Pustovalov, Leonid

The following article is from The Great Soviet Encyclopedia (1979). It might be outdated or ideologically biased.

Pustovalov, Leonid Vasil’evich


Born July 26 (Aug. 8), 1902, in Moscow; died there Nov. 15, 1970. Soviet geologist. Corresponding member of the Academy of Sciences of the USSR from 1953 and member of the CPSU from 1944.

Pustovalov graduated from Moscow University in 1924. In 1928 he organized and headed the geochemical laboratory of the Moscow Division of the Geological Committee. From 1934 until 1962 he was a professor in the subdepartment of the petrography of sedimentary rocks at the Gubkin Institute of the Petrochemical and Gas Industry in Moscow. From 1943 to 1953 he was head of the division of the petrography of sedimentary rocks at the Institute of Geological Sciences of the Academy of Sciences of the USSR, and from 1953 to 1960 he served as deputy chairman of the Council for the Study of Productive Forces (SOPS) of the Academy of Sciences of the USSR and headed a number of multipurpose expeditions. In 1961, with the assistance of the Presidium of the Academy of Sciences of the USSR and the Ministry of Geology and Protection of the Earth’s Interior of the USSR, Pustovalov organized the Laboratory of Sedimentary Minerals (LOPI), which he directed until 1970.

Pustovalov’s principal works deal with the petrography and geochemistry of sedimentary rocks. In 1940 he published the monograph The Petrography of Sedimentary Rocks, for which he received the State Prize of the USSR in 1941. The book stimulated research on the formation of sedimentary rocks and sedimentary minerals. Pustovalov worked out hypotheses on the differentiation of sedimentary material and the periodicity of sediment accumulation and developed the idea of sedimentary geochemical facies. He received the Order of Lenin, three other orders, and various medals.


Abramovich, E. L., et al. “Leonid Vasil’evich Pustovalov (1902–1970).” Biul. Moskovskogo ob-va ispytatelei prirody: Otdel geologicheskii, 1971, vol. 76, no. 6.

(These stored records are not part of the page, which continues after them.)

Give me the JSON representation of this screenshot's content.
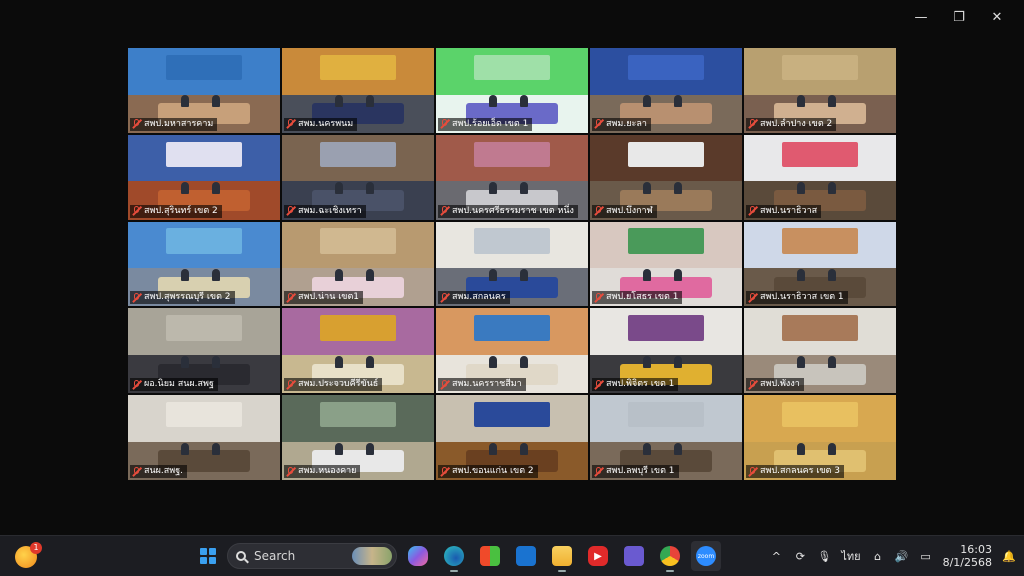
{
  "window_controls": {
    "minimize": "—",
    "maximize": "❐",
    "close": "✕"
  },
  "tiles": [
    {
      "label": "สพป.มหาสารคาม",
      "wall": "#3d7fc9",
      "floor": "#8a6a52",
      "table": "#c7a07a",
      "banner": "#2f6fb8"
    },
    {
      "label": "สพม.นครพนม",
      "wall": "#c98a3a",
      "floor": "#4a4f5a",
      "table": "#2a3560",
      "banner": "#e0b040"
    },
    {
      "label": "สพป.ร้อยเอ็ด เขต 1",
      "wall": "#5bd36a",
      "floor": "#e8f4ee",
      "table": "#6a6ac8",
      "banner": "#9fe0a8",
      "active": false
    },
    {
      "label": "สพม.ยะลา",
      "wall": "#2c4fa0",
      "floor": "#7a6a5a",
      "table": "#b89070",
      "banner": "#3a63c0"
    },
    {
      "label": "สพป.ลำปาง เขต 2",
      "wall": "#b8a070",
      "floor": "#7a6050",
      "table": "#d0b090",
      "banner": "#c8b080"
    },
    {
      "label": "สพป.สุรินทร์ เขต 2",
      "wall": "#3d5fa8",
      "floor": "#a04a2a",
      "table": "#c06030",
      "banner": "#e0e0f0"
    },
    {
      "label": "สพม.ฉะเชิงเทรา",
      "wall": "#7a6450",
      "floor": "#3a4050",
      "table": "#4a5268",
      "banner": "#9aa0b0"
    },
    {
      "label": "สพป.นครศรีธรรมราช เขต หนึ่ง",
      "wall": "#a05a4a",
      "floor": "#6a6a70",
      "table": "#c8c8cc",
      "banner": "#c07a90"
    },
    {
      "label": "สพป.บึงกาฬ",
      "wall": "#5a3a2a",
      "floor": "#6a5a4a",
      "table": "#9a7a5a",
      "banner": "#e8e8e8"
    },
    {
      "label": "สพป.นราธิวาส",
      "wall": "#e8e8ea",
      "floor": "#5a4a3a",
      "table": "#7a5a40",
      "banner": "#e05a70"
    },
    {
      "label": "สพป.สุพรรณบุรี เขต 2",
      "wall": "#4a8ad0",
      "floor": "#7a8aa0",
      "table": "#d8d0b0",
      "banner": "#6ab0e0"
    },
    {
      "label": "สพป.น่าน เขต1",
      "wall": "#b89a70",
      "floor": "#b0a090",
      "table": "#e8d0d8",
      "banner": "#d0b890"
    },
    {
      "label": "สพม.สกลนคร",
      "wall": "#e8e6e0",
      "floor": "#6a6e78",
      "table": "#2a4a9a",
      "banner": "#c0c8d0"
    },
    {
      "label": "สพป.ยโสธร เขต 1",
      "wall": "#d8c8c0",
      "floor": "#e0dcd8",
      "table": "#e06aa0",
      "banner": "#4a9a5a"
    },
    {
      "label": "สพป.นราธิวาส เขต 1",
      "wall": "#cfd8e8",
      "floor": "#6a5a4a",
      "table": "#5a4a3a",
      "banner": "#c89060"
    },
    {
      "label": "ผอ.นิยม สนผ.สพฐ",
      "wall": "#a8a498",
      "floor": "#3a3a40",
      "table": "#2a2a30",
      "banner": "#bcb8ac"
    },
    {
      "label": "สพม.ประจวบคีรีขันธ์",
      "wall": "#a86aa0",
      "floor": "#c8b890",
      "table": "#e8e0c8",
      "banner": "#d8a030"
    },
    {
      "label": "สพม.นครราชสีมา",
      "wall": "#d89860",
      "floor": "#e8e4dc",
      "table": "#e0d8c8",
      "banner": "#3a7ac0"
    },
    {
      "label": "สพป.พิจิตร เขต 1",
      "wall": "#e8e6e2",
      "floor": "#3a3a3e",
      "table": "#e0b030",
      "banner": "#7a4a8a"
    },
    {
      "label": "สพป.พังงา",
      "wall": "#e0ddd6",
      "floor": "#9a8a7a",
      "table": "#c8c4bc",
      "banner": "#a87a5a"
    },
    {
      "label": "สนผ.สพฐ.",
      "wall": "#d8d4cc",
      "floor": "#7a6a5a",
      "table": "#5a4a3a",
      "banner": "#e8e4dc"
    },
    {
      "label": "สพม.หนองคาย",
      "wall": "#5a6a5a",
      "floor": "#b0a890",
      "table": "#e8e8e8",
      "banner": "#8aa088"
    },
    {
      "label": "สพป.ขอนแก่น เขต 2",
      "wall": "#c8c0b0",
      "floor": "#8a5a2a",
      "table": "#6a4020",
      "banner": "#2a4a9a",
      "active": true
    },
    {
      "label": "สพป.ลพบุรี เขต 1",
      "wall": "#c0c8d0",
      "floor": "#7a6a5a",
      "table": "#5a4a3a",
      "banner": "#b8c0c8"
    },
    {
      "label": "สพป.สกลนคร เขต 3",
      "wall": "#d8a850",
      "floor": "#c8a050",
      "table": "#e0c070",
      "banner": "#e8c060"
    }
  ],
  "taskbar": {
    "weather_badge": "1",
    "search_placeholder": "Search",
    "apps": [
      "start-icon",
      "search",
      "copilot-icon",
      "edge-icon",
      "store-icon",
      "outlook-icon",
      "file-explorer-icon",
      "youtube-icon",
      "teams-icon",
      "chrome-icon",
      "zoom-icon"
    ],
    "app_colors": {
      "copilot": "#8a5ae0",
      "edge": "#1fa0c8",
      "store": "#3a7ad8",
      "outlook": "#1a73d0",
      "explorer": "#f0b830",
      "youtube": "#e02a2a",
      "teams": "#6a5ad0",
      "chrome": "#e8b020",
      "zoom": "#2d8cff"
    },
    "zoom_label": "zoom",
    "tray": {
      "chevron": "^",
      "language": "ไทย",
      "time": "16:03",
      "date": "8/1/2568"
    }
  }
}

The Great Soviet Encyclopedia, 3rd Edition (1970-1979). © 2010 The Gale Group, Inc. All rights reserved.